Living authentically and raising her voice for the underrepresented are two of many purposes Jackie Gunderson lives by. Gunderson, construction and facilities procurement manager since 2019 at Illinois State, advocates for and volunteers for organizations in Bloomington-Normal that serve children with disabilities and youth who identify as LGBTQIA+.
Before she embraced her identity, Gunderson, a Flanagan native, attended Illinois State from 2008–2009 majoring in special education. Though her academic career at the University was short-lived, after deciding to take a break from her studies, she made it her mission to create change in the community.
Attending Illinois State altered Gunderson’s perspective of the world because of the diverse backgrounds of people on campus. Growing up in a small town, she said she didn’t know anyone who identified as LGBTQIA+.
“I had never been around so many people from diverse backgrounds, and it made me explore things about myself I didn’t realize,” said Gunderson.
Gunderson got involved in roller derby, which she said was an inclusive sport where diverse sexual identities and different genders came together.
“When you’re not exposed to it or don’t have the language for it, you don’t have anyone that says it’s OK until someone gives you permission. I’m such an advocate because I grew up in a place where it wasn’t common and it wasn’t celebrated,” she said.
Gunderson didn’t embrace her sexuality until she reached adulthood. She said roller derby and Illinois State helped her realize she was queer. And that most of what she does is setting up the next generation to experience fewer barriers.
As a part of her advocacy in the community, Gunderson has been a part of several local nonprofits that seek to make the Bloomington-Normal region a more inclusive space. She has served as the creative director for the Penguin Project in McLean County since 2014—a theater program for children with disabilities and mentoring them to grow as artists—has volunteered for the Special Olympics Illinois since 2003, and Healing Rides since 2015.
And in 2016, Gunderson became a youth group facilitator for the Central Illinois PRIDE Health Center, where she has helped provide a safe and nonjudgmental support group for lesbian, gay, bisexual, transgender, queer, and questioning individuals and their allies.
“I came from a place where this wasn’t normal or celebrated and I wanted to use the privilege I have to create a space where people feel welcomed, valued, and live authentically,” said Gunderson. “I don’t speak on behalf of all queer people, but I want to raise my voice for people who don’t feel safe in order to pave the way for others.”

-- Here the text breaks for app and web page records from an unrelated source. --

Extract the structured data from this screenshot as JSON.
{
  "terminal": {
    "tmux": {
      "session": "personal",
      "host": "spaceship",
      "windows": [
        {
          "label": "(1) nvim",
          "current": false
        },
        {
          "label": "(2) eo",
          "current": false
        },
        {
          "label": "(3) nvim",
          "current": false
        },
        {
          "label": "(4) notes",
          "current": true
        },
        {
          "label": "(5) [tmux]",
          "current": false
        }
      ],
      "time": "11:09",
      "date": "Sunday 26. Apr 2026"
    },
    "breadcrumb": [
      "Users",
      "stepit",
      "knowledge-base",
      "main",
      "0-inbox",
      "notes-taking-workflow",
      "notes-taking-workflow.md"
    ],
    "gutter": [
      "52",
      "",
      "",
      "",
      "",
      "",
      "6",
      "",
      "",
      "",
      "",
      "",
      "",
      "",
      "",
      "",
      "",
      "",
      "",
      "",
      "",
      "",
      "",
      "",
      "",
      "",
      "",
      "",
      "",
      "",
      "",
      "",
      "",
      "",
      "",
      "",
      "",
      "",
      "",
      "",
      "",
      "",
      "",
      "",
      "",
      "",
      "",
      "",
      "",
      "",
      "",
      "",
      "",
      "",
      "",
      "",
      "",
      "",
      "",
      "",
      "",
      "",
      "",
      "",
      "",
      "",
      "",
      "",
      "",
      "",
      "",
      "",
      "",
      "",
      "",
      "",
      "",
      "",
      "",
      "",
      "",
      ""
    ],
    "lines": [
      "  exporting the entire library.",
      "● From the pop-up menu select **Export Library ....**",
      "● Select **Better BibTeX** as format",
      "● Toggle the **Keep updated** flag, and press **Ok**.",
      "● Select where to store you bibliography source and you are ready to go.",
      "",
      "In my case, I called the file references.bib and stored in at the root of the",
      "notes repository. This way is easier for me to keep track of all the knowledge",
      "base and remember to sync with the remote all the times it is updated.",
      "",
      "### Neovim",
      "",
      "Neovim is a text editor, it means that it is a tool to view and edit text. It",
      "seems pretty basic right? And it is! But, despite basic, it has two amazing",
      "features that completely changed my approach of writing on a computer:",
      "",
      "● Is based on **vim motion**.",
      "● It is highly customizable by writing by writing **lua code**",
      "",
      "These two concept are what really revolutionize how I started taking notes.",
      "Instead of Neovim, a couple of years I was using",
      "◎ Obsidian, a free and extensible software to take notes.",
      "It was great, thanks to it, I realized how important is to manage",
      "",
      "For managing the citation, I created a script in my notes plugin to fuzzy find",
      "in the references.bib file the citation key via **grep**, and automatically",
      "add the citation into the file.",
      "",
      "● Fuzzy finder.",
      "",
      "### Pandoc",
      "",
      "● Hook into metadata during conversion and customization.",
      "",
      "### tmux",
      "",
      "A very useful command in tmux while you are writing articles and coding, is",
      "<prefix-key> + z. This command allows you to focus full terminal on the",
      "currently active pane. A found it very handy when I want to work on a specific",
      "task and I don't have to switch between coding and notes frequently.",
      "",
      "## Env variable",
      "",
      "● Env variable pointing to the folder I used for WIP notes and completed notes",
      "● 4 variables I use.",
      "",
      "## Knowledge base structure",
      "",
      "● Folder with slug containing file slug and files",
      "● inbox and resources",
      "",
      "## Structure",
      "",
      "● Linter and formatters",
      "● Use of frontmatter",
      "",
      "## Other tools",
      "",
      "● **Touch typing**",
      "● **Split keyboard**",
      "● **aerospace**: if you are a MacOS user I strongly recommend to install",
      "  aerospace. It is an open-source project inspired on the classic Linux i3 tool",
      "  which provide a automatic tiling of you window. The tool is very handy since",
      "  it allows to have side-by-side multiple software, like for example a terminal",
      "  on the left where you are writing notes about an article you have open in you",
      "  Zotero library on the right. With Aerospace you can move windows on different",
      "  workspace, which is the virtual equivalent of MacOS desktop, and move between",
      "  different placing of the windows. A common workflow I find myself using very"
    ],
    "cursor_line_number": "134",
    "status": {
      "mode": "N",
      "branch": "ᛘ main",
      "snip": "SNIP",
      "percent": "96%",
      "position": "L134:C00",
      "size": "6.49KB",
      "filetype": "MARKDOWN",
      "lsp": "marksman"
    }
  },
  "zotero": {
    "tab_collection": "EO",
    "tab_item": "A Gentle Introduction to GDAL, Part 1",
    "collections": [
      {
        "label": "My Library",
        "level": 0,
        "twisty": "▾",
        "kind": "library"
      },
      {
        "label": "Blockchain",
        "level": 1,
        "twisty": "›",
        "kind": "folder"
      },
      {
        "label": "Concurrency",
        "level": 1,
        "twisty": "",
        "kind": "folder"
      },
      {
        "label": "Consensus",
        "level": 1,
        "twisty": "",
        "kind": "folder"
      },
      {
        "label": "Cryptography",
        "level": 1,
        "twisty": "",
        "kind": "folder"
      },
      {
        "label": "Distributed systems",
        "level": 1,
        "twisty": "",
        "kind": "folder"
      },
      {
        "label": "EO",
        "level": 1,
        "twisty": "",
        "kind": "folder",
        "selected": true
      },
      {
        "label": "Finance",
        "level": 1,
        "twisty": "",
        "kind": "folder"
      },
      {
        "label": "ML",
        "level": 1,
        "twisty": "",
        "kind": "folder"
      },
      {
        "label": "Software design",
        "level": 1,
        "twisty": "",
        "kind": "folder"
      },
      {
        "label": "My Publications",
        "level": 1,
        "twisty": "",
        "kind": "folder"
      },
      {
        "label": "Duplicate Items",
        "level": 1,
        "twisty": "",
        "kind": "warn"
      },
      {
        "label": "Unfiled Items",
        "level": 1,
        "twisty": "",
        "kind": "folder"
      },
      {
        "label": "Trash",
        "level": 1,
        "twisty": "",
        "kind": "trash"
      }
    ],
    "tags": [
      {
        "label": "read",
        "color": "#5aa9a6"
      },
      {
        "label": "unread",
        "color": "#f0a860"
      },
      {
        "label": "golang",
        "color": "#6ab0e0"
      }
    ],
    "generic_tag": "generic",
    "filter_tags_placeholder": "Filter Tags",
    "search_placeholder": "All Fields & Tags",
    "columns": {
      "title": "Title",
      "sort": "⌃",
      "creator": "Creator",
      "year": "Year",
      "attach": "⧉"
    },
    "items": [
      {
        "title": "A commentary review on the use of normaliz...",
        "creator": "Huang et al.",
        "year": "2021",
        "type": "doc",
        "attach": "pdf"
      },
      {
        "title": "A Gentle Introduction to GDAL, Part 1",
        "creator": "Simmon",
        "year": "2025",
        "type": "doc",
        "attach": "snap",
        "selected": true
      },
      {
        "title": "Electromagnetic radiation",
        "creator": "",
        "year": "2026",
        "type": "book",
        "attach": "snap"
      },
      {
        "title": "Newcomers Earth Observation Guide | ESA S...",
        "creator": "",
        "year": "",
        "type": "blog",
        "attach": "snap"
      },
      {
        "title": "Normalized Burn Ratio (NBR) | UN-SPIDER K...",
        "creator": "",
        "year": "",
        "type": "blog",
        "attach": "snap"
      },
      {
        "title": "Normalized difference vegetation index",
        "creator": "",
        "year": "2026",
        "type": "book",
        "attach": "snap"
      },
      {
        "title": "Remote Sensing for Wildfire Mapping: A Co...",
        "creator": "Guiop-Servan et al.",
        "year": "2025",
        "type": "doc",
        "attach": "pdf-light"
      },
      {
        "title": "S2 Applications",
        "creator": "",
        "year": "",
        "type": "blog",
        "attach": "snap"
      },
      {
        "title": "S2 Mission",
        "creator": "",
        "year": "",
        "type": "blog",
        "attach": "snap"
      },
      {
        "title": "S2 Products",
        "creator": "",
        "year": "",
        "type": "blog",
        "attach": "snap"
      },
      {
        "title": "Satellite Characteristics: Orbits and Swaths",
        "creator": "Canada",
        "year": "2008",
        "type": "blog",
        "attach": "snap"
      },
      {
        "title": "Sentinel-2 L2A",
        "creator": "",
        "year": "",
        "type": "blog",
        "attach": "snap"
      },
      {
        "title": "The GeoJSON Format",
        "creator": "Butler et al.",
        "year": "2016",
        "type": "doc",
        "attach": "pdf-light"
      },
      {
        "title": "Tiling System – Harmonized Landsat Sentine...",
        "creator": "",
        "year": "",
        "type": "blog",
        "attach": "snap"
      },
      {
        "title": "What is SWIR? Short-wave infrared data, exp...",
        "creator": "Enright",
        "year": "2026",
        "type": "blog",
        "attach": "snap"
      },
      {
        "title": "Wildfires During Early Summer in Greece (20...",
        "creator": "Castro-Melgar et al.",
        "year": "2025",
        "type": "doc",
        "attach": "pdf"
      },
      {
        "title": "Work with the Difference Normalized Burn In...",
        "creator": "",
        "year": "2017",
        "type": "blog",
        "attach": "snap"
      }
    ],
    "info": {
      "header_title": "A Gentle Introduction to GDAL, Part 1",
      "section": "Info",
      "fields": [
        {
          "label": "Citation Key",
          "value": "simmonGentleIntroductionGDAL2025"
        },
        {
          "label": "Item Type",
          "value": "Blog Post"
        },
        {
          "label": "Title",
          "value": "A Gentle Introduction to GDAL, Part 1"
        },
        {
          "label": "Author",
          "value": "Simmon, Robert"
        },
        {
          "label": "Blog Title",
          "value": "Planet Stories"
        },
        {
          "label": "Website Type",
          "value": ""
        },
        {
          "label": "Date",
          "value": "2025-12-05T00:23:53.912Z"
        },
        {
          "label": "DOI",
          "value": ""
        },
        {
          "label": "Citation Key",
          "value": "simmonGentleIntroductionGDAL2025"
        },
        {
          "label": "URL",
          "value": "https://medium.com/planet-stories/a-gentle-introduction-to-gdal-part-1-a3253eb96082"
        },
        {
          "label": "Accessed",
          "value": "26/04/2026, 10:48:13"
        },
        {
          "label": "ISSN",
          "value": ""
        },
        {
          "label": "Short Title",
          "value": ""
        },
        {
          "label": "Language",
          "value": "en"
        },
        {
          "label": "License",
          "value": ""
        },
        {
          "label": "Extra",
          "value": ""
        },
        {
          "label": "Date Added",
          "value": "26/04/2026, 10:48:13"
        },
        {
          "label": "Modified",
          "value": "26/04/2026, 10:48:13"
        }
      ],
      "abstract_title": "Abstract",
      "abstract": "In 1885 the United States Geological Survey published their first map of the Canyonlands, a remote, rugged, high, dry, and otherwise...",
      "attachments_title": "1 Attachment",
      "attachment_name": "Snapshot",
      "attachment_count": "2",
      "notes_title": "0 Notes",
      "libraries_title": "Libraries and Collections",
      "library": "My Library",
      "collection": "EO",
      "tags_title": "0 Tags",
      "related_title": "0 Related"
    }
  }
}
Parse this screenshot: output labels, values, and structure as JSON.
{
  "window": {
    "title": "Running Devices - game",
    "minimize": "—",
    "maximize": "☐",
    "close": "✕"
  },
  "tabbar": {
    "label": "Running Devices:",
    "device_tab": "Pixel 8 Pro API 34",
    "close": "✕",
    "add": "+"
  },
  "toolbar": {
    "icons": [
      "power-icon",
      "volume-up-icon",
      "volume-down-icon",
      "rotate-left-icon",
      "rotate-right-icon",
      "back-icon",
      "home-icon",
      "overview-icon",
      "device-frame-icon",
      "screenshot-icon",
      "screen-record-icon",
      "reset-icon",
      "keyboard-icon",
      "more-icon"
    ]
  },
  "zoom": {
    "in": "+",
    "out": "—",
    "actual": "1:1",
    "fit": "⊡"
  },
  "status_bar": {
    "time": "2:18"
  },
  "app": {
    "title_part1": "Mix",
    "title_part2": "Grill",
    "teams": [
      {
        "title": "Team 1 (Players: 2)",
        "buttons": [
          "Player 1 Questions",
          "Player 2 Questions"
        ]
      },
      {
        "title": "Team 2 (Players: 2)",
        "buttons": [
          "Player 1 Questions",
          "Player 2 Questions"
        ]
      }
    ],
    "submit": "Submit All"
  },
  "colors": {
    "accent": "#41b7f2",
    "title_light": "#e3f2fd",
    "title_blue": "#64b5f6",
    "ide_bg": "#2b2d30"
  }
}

To expand her mission of living authentically and create a more inclusive space for others, Gunderson ran for County Board in District 9 in 2020 and mayor of Bloomington in 2021 because of the lack of representation from the queer community. Though she didn’t win either election, she has persisted with her community involvement.
Less than a week after the election, a parent of a transgender teenager reached out to Gunderson about dress shopping for prom night. Through Prairie Pride Coalition’s business directory, she noticed there weren’t any businesses listed for queer-inclusive formal wear, Gunderson rolled up her sleeves and partnered with Prairie Pride Coalition, TRANSparent Central IL, and Kara and Kaylee’s Kloset to host an event to provide an inclusive dress experience for LGBTQIA+ individuals.
“(Gunderson) understands that there are many opportunities for the general public, but the marginalized and underrepresented don’t get those opportunities. She sees that and wants to right those wrongs,” said Dave Bentlin, Prairie Pride Coalition president and administrative assistant to the president at Illinois State, who has collaborated with Gunderson for several years in the LGBTQIA+ community. “Jackie sees the struggle for equality, equity, and inclusion as a marathon and not a sprint. She’s in it for the long haul. She’s going to be in the forefront of making a lot of changes to our community.”
In addition to her other community work, Gunderson presents sessions on how to incorporate LGBTQIA+ inclusion for administrators, staff, and teachers at several organizations and schools.
“These trainings are meant to help the adults in these kids’ lives by understanding the often-invisible boulders they are carrying around their ‘invisible emotional backpack’ and give them tools and resources to help navigate mental health and physical well-being issues,” she said.
Gunderson said if she could turn back the clock, she would’ve been louder and made an impact sooner. Her hope is that people continue to link arms with others so that underrepresented individuals have the opportunity to live authentically. And that she wouldn’t be able to accomplish what she did without her support system.